Hi my camera will no take a picture any more, unless the flash is truned ooff or it is in avery bright pointing at a light area, It may have been knocked the other day now it turns on normally but in the upper right corner a redlightining bolt flashes when i hold the button to take a pic it will focus, th green foucs indicator comes on but it will not snap a pic, then i thought maybe if i set teh flash to a different setting but nothing unless i trun it right off, im hoping that i may have changed some settings but i cant reset them and really would like to take some pics. thanks for any help
- If you need clarification, ask it in the comment box above.
- Better answers use proper spelling and grammar.
- Provide details, support with references or personal experience.
Tell us some more! Your answer needs to include more details to help people.You can't post answers that contain an email address.Please enter a valid email address.The email address entered is already associated to an account.Login to postPlease use English characters only.
Tip: The max point reward for answering a question is 15.
Hi. When parts of the subject are moving it is normal for the subject to tend to be be blurred in those places. Blurring is minimised if you take pictures in bright light because the 'exposure' (the time needed for the sensor to collect enough light to take the picture) is less. Also the 'sensitivity' of the sensor can be increased by reducing the ISO setting in the menu so that the sensor needs less time to take the picture. However ISO settings higher than 200 tend to more and more make the image a bit blotchy. The 'aperture' is also relevant and F2 (wide open) lets in more light than say F5.6 (narrower), so helps to reduce blurring too. Mainly you rely on bright light to minimise blurring if the subject moves, but there is also a 'sports' scene mode which might help. Indoors, you more often need to use Flash to get a good picture by providing more light, but flash does not usually reach far enough to have much effect out of doors, unless the subject is close by. In 'auto' mode the settings look after themselves but have a good look at the Instruction Manual and experiment with 'manual' settings to find out how the camera works and read a few beginner's aricles to make things more interesting. Most of all have fun! Regards
You need to replace flash bulb board of DSC-H1 as shown in below image. (item # 304) Part number is as follows.. A1119331A ST-124 BOARD, COMPLETE It is available in Part Store. Replacement of ST-14 board (flash bulb board) requires expertise and solder work. Thanks.
YES YES YES YES YES YES YES there is a solution if that is the r3 thing. There is a menu button and the menu button has four arrows around it right??? Yeah, well, press the arrow pointing west to change the flash's power. And if that doesnt work just press the up button instead and that should bring you to a menu or something where you can change what kind of picture the camera will take. At least, thats what i think...

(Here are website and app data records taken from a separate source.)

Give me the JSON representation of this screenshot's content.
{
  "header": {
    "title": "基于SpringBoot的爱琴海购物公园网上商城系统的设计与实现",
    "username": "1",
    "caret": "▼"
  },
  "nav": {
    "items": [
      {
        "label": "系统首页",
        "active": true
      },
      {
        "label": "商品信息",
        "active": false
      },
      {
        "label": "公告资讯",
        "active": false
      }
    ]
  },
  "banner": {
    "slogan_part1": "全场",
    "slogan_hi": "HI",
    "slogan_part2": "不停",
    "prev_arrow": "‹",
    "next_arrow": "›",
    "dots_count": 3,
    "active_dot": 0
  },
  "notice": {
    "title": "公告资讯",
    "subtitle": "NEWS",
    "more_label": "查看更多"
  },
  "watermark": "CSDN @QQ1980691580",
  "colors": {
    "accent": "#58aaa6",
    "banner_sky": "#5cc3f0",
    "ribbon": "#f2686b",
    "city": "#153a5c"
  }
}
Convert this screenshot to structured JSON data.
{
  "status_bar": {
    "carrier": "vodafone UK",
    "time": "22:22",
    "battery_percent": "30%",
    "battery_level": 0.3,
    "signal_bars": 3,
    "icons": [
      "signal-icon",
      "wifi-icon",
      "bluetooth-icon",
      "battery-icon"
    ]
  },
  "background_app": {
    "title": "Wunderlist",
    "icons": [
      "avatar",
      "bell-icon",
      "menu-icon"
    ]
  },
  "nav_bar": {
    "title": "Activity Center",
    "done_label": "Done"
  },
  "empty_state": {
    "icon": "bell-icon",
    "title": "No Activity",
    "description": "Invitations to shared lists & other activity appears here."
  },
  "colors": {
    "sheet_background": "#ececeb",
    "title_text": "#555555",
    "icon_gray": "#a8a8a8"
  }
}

Does your camera's flash have a redeye reduction mode? It should tell you in your camera's manual. Some cameras use a pre-flash method which causes the flash to fire several times in succession before firing the shutter in order to give the subject's eyes time to adjust to the bright light.
Redeye is actually caused by the flash being too close to the camera's lens. That's why you see professional photographers using a flash attached to their cameras by a cable so they can move it away from the lens. Because you have a compact camera, there is no way to change this flash to lens distance.
You might also try just turning the flash off. Unless you are taking pictures in a very dark area, you may find the results to be very satisfactory.
If you're using the forced flash setting, it may be too bright. Try setting the flash to Auto. If you're facing a bright light source, you may need to shoot your picture from a different angle. Use Image Expert to adjust the picture's brightness, as described on page 9-4. Set user mode to Manual and adjust the camera's exposure setting.